Correspondence to Cun-Zhi Liu.

Ethics declarations

Ethics approval and consent to participate

The study was performed in accordance with the Declaration of Helsinki and was approved by the Medical Ethics Committee of Beijing University of Chinese. Written informed consent will be obtained from all participants.

Consent for publication

Not applicable.

Competing interests

The authors declare that they have no competing interests.

Additional information

Publisher’s Note

Springer Nature remains neutral with regard to jurisdictional claims in published maps and institutional affiliations.

Rights and permissions

Open Access This article is licensed under a Creative Commons Attribution 4.0 International License, which permits use, sharing, adaptation, distribution and reproduction in any medium or format, as long as you give appropriate credit to the original author(s) and the source, provide a link to the Creative Commons licence, and indicate if changes were made.
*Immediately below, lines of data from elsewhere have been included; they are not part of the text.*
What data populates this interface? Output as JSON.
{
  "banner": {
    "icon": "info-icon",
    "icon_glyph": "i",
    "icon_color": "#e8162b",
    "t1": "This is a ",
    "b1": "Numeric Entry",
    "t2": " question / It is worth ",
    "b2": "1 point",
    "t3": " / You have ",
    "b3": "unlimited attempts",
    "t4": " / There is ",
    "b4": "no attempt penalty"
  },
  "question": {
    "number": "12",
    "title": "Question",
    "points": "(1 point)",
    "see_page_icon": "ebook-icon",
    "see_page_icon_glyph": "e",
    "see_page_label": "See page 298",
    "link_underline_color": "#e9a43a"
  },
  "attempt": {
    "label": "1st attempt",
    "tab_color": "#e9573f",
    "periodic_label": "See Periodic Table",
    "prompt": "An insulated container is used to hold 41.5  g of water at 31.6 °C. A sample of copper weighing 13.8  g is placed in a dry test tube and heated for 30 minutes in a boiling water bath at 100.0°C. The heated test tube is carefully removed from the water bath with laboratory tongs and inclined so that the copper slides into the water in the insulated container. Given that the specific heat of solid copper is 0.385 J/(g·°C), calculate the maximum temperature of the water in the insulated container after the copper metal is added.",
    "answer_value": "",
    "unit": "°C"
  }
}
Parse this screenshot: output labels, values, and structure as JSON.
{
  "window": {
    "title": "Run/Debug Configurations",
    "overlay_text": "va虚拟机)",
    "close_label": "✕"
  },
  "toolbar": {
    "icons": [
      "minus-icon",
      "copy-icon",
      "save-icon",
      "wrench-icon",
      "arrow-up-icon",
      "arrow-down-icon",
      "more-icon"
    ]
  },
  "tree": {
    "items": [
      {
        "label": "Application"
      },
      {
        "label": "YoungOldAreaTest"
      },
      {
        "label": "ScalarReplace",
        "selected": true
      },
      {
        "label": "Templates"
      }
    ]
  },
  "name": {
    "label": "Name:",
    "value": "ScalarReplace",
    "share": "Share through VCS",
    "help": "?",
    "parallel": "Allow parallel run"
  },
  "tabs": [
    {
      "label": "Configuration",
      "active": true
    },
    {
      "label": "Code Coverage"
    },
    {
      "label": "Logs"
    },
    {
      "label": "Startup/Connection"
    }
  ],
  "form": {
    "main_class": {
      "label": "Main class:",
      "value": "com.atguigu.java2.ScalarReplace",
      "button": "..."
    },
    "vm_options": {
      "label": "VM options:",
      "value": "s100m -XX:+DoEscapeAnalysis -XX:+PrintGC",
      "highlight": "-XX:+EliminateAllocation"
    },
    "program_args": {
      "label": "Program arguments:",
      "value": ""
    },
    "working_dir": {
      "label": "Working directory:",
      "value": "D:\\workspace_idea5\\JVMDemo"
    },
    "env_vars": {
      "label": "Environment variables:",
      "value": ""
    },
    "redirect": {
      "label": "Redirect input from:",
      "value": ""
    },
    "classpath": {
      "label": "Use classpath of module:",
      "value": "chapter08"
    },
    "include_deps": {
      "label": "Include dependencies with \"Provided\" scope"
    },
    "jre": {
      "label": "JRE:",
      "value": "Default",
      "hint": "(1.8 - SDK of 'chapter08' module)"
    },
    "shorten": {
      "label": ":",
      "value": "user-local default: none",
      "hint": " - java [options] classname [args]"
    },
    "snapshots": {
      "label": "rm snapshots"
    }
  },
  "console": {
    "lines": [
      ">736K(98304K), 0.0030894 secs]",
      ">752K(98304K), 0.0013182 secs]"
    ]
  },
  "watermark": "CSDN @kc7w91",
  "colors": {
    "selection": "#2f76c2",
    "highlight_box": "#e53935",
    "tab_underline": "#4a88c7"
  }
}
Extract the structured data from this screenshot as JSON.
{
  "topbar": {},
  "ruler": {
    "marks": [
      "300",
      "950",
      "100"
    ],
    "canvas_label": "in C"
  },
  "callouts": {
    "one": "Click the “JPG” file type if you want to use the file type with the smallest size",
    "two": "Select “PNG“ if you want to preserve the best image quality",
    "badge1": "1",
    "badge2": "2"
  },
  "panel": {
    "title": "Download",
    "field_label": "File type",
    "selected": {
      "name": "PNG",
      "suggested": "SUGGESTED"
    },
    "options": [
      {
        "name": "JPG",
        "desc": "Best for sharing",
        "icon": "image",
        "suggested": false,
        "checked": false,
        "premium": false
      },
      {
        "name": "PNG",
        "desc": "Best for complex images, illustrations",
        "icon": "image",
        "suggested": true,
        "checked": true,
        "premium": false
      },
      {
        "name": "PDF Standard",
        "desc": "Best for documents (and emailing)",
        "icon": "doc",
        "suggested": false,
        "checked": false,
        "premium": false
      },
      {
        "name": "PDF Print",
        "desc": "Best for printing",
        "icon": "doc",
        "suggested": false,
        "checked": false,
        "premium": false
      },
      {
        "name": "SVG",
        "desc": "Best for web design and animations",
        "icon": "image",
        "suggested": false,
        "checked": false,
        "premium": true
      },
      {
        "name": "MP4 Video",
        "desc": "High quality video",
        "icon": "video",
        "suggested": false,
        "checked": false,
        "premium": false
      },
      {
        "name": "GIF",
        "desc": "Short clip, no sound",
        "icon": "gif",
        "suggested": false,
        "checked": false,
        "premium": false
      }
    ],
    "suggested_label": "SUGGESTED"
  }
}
The images or other third party material in this article are included in the article's Creative Commons licence, unless indicated otherwise in a credit line to the material. If material is not included in the article's Creative Commons licence and your intended use is not permitted by statutory regulation or exceeds the permitted use, you will need to obtain permission directly from the copyright holder. To view a copy of this licence, visit The Creative Commons Public Domain Dedication waiver ( applies to the data made available in this article, unless otherwise stated in a credit line to the data.

Reprints and permissions

About this article

Check for updates. Verify currency and authenticity via CrossMark

Cite this article

Qi, LY., Yang, JW., Yan, SY. et al. Effect of acupuncture for diarrhea-predominant irritable bowel syndrome: study protocol for a randomized clinical trial. Trials 23, 711 (2022).

Download citation

  • Received:

  • Accepted:

  • Published:

  • DOI: